There are of course still ways to find community and connection today, but they rarely involve screens or devices. A group Federalist writers discussed the challenges of cultivating community in their own lives, and offered practical tips for fighting loneliness in the face of government social restrictions and the all-consuming “busyness” of work and family. Here’s what they had to say.
“We kind of have a ‘supper club’ with our best friends. All that means is that every two weeks we trade off hosting each other for dinner. Making it an automatic part of our schedule made it actually happen instead of having to go through the trouble of scheduling every single event. It’s been a discipline for me because I am so busy, but I am always happy when dinner hits that we set this plan on autopilot,” said Executive Editor Joy Pullmann.
What about people who aren’t great cooks? How do I overcome my fear that my friends won’t love my chicken enchiladas?

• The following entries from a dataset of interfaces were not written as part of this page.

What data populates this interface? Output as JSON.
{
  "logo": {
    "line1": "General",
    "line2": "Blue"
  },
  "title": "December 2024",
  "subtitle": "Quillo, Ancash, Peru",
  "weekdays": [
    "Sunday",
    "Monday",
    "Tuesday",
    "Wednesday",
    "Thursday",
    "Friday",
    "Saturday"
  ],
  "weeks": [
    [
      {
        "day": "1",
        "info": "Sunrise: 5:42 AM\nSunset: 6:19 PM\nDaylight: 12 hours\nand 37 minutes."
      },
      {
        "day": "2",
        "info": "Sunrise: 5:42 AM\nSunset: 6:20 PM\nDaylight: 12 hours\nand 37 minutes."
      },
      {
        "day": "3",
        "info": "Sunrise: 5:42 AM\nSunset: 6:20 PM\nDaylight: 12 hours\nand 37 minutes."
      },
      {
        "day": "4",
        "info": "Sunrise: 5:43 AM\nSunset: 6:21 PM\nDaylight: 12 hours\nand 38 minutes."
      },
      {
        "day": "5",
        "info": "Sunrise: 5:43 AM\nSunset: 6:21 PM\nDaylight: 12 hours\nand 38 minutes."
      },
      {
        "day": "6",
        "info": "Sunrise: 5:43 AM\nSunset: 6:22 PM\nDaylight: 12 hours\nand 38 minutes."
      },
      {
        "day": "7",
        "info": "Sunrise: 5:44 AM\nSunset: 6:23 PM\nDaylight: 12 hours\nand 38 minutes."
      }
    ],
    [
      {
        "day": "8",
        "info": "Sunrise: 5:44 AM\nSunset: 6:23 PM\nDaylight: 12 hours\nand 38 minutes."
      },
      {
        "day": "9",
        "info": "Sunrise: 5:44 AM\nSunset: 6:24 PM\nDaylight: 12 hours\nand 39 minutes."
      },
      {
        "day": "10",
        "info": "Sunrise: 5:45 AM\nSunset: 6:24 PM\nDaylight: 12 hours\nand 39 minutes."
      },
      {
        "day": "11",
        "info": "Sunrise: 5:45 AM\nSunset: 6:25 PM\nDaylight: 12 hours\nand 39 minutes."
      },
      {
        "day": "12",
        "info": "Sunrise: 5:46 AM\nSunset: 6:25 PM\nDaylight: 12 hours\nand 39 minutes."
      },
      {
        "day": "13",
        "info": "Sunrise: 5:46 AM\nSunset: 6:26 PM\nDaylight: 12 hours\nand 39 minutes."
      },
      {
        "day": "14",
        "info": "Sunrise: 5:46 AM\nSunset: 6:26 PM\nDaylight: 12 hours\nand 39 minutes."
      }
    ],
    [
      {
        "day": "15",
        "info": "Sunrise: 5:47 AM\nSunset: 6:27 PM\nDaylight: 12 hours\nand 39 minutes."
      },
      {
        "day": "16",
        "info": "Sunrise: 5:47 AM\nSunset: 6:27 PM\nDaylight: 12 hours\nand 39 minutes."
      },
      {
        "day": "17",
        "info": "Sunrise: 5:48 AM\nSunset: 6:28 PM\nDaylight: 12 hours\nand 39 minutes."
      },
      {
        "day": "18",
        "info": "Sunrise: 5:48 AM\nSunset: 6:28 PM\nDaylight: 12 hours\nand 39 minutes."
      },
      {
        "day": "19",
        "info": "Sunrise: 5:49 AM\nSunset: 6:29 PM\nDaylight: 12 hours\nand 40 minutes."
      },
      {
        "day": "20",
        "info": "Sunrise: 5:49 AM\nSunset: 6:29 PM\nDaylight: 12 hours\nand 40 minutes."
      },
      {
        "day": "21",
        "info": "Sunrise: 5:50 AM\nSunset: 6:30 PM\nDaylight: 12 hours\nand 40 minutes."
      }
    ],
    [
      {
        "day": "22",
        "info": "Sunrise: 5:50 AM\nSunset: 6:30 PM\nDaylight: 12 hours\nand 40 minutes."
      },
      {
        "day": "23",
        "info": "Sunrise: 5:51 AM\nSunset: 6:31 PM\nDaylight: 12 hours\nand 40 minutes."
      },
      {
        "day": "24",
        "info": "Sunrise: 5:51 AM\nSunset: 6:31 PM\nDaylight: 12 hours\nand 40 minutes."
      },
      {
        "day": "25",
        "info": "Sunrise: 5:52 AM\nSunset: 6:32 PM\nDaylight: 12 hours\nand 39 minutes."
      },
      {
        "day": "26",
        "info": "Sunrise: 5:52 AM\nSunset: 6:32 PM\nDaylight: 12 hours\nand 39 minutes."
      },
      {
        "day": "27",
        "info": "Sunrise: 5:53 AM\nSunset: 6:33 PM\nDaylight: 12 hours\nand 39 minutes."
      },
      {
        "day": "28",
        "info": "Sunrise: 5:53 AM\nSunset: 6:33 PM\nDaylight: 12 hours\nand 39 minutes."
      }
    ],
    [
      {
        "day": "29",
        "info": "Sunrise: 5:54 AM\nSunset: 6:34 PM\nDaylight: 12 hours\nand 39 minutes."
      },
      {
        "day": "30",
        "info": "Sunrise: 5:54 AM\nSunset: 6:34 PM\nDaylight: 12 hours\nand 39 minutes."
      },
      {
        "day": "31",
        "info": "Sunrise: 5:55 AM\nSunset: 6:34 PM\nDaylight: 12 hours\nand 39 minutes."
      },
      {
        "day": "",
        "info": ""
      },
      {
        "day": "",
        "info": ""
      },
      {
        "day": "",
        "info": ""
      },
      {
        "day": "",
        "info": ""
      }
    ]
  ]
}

“I provide the main dish and folks brings sides. Nobody really cares about the food honestly. Often I bake frozen pizzas and people bring salads and fruit and the kids eat it and everyone’s happy. The men stand in the kitchen and talk and the women settle in the living room,” said Federalist contributor Rebeccah Heinrichs.
“A big key to the success of attendance is stipulating it’s 5:00 to 7:00. That way nobody feels obligated to stay long or for us to host long and that keeps it very regular,” she added.
It doesn’t have to be an idyllic, Instagrammable dinner party followed by a rowdy game of charades. Sharing a meal is perhaps the oldest and easiest way of building and maintaining relationships, even if it’s just ordering take-out and watching the game.
“My mom used to do this growing up when my dad was working a couple of jobs. Every Tuesday her best friend would come over with her three kids to play with us four kids. We’d order pizza. And the kids would eat downstairs in the basement and watch ‘Carmen Sandiego’ (being a ’90s kid rules) and my mom and her friend would eat and chat upstairs. I think it saved her sanity during those years,” said Federalist columnist Rachel Bovard.
Live Near Your Family and Church
Moving house is obviously not a quick and easy fix for most people, but being physically close to a strong community is a factor families ought to weigh heavily when making decisions that will have a high impact on your quality of life for years to come.
I live one street over from our church, which naturally means many of our church friends are also our neighbors. Of course living geographically close to friends isn’t a requirement for community – we still live very far from some of our “closest” friends – but walking our dogs together or borrowing a tool are simple ways of building community that practically only happen without the barriers of time and distance.
Pullmann echoed a similar sentiment, calling choosing to live near several good family friends “one of the best practical decisions we’ve ever made in life.” “We lived across the street from our best friends for five years and it’s truly a wonderful experience I wouldn’t trade for anything,” said Federalist contributor Inez Stepman.
It Doesn’t Hurt to Ask
When kids meet on the playground or at school, they don’t worry about whether this potential new friend will already have plans and or be too busy to play, or if this kid will judge their living room furniture at a future playdate. They just ask if they can play, and that’s the end of it.
Perhaps the hardest and most often unspoken aspect of combating loneliness is that it requires vulnerability. If Covid took friends from you, either temporarily or for good, it’s going to require some possibly uncomfortable action on your part in reaching out to those old friends or to potential new ones. That uncomfortable feeling is vulnerability, and its long-term benefits far outweigh any temporary discomfort. Just ask.
For millennials who get anxious just having to answer a phone call instead of a text message, this vulnerability is a huge barrier to finding community IRL, when it’s so much more comfortable to do behind a screen. This is how we end up where we started, with women finding social media is the easiest, but most lonely way to maintain relationships.
It’s been two years now, and that’s far too long to be alone any longer. Make a meal. Order pizza. Ask an old friend to meet for coffee. Mark Zuckerberg’s attempt to connect us didn’t deliver, so it’s time to try something new.